If any of the first four steps of the binary log master key rotation process cannot be completed correctly, an error message is issued explaining the situation and the consequences for the encryption status of the binary log files and relay log files. Files that were previously encrypted are always left in an encrypted state, but their file passwords might still be encrypted using an old binary log master key. If you see these errors, first retry the process by issuing ALTER INSTANCE ROTATE BINLOG MASTER KEY again.
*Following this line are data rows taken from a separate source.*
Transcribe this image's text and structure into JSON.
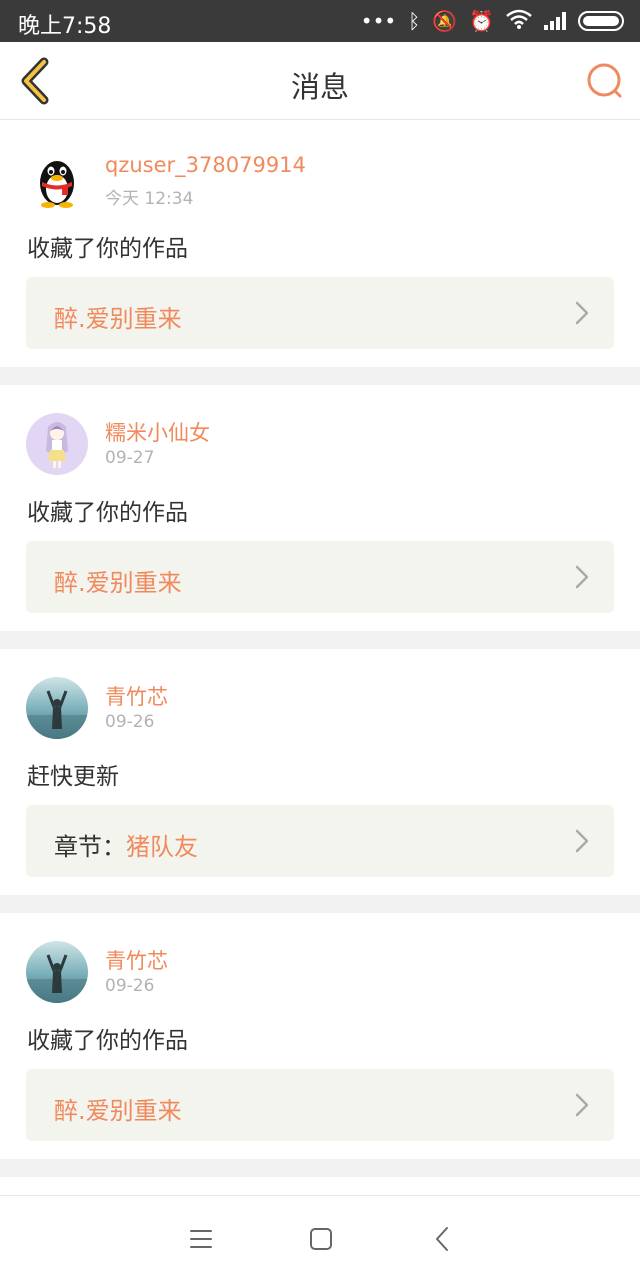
{
  "status_bar": {
    "time": "晚上7:58",
    "icons": [
      "more-icon",
      "bluetooth-icon",
      "mute-icon",
      "alarm-icon",
      "wifi-icon",
      "signal-icon",
      "battery-icon"
    ]
  },
  "header": {
    "title": "消息",
    "back_icon": "chevron-left-icon",
    "search_icon": "search-icon"
  },
  "colors": {
    "accent": "#f08a5d",
    "text": "#333333",
    "muted": "#b3b3b3",
    "box": "#f4f4ef",
    "divider": "#f2f2f2",
    "statusbar": "#3a3a3a"
  },
  "messages": [
    {
      "username": "qzuser_378079914",
      "time": "今天 12:34",
      "action": "收藏了你的作品",
      "work_prefix": "",
      "work_title": "醉.爱别重来",
      "avatar": "qq-penguin-avatar"
    },
    {
      "username": "糯米小仙女",
      "time": "09-27",
      "action": "收藏了你的作品",
      "work_prefix": "",
      "work_title": "醉.爱别重来",
      "avatar": "anime-girl-avatar"
    },
    {
      "username": "青竹芯",
      "time": "09-26",
      "action": "赶快更新",
      "work_prefix": "章节：",
      "work_title": "猪队友",
      "avatar": "sea-photo-avatar"
    },
    {
      "username": "青竹芯",
      "time": "09-26",
      "action": "收藏了你的作品",
      "work_prefix": "",
      "work_title": "醉.爱别重来",
      "avatar": "sea-photo-avatar"
    }
  ],
  "nav_bar": {
    "icons": [
      "menu-icon",
      "home-square-icon",
      "back-arrow-icon"
    ]
  }
}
Then investigate the status of individual files to see what is blocking the process, especially if you suspect that the current or any of the previous binary log master keys might have been compromised.

If the final step of the binary log master key rotation process cannot be completed correctly, a warning message is issued explaining the situation. The warning message identifies whether the process could not clean up the auxiliary keys in the keyring for rotating the binary log master key, or could not clean up unused binary log encryption keys. You can choose to ignore the message as the keys are auxiliary keys or no longer in use, or you can issue ALTER INSTANCE ROTATE BINLOG MASTER KEY again to retry the process.

If the server stops and is restarted with binary log encryption still set to ON during the binary log master key rotation process, new binary log files and relay log files after the restart are encrypted using the new binary log master key. However, the re-encryption of existing files is not continued, so files that did not get re-encrypted before the server stopped are left encrypted using the previous binary log master key. To complete re-encryption and clean up unused binary log encryption keys, issue ALTER INSTANCE ROTATE BINLOG MASTER KEY again after the restart.

ALTER INSTANCE ROTATE BINLOG MASTER KEY actions are not written to the binary log and are not executed on replication slaves. Binary log master key rotation can therefore be carried out in replication environments including a mix of MySQL versions. To schedule regular rotation of the binary log master key on all applicable master and slave servers, you can enable the MySQL Event Scheduler on each server and issue the ALTER INSTANCE ROTATE BINLOG MASTER KEY statement using a CREATE EVENT statement. If you rotate the binary log master key because you suspect that the current or any of the previous binary log master keys might have been compromised, issue the statement on every applicable master and slave server. Issuing the statement on individual servers ensures that you can verify immediate compliance, even in the case of slaves that are lagging, belong to multiple replication topologies, or are not currently active in the replication topology but have binary log and relay log files.

The binlog_rotate_encryption_master_key_at_startup system variable controls whether the binary log master key is automatically rotated when the server is restarted. If this system variable is set to ON, a new binary log encryption key is generated and used as the new binary log master key whenever the server is restarted. If it is set to OFF, which is the default, the existing binary log master key is used again after the restart. When the binary log master key is rotated at startup, the file passwords for the new binary log and relay log files are encrypted using the new key. The file passwords for the existing encrypted binary log files and relay log files are not re-encrypted, so they remain encrypted using the old key, which remains available on the keyring.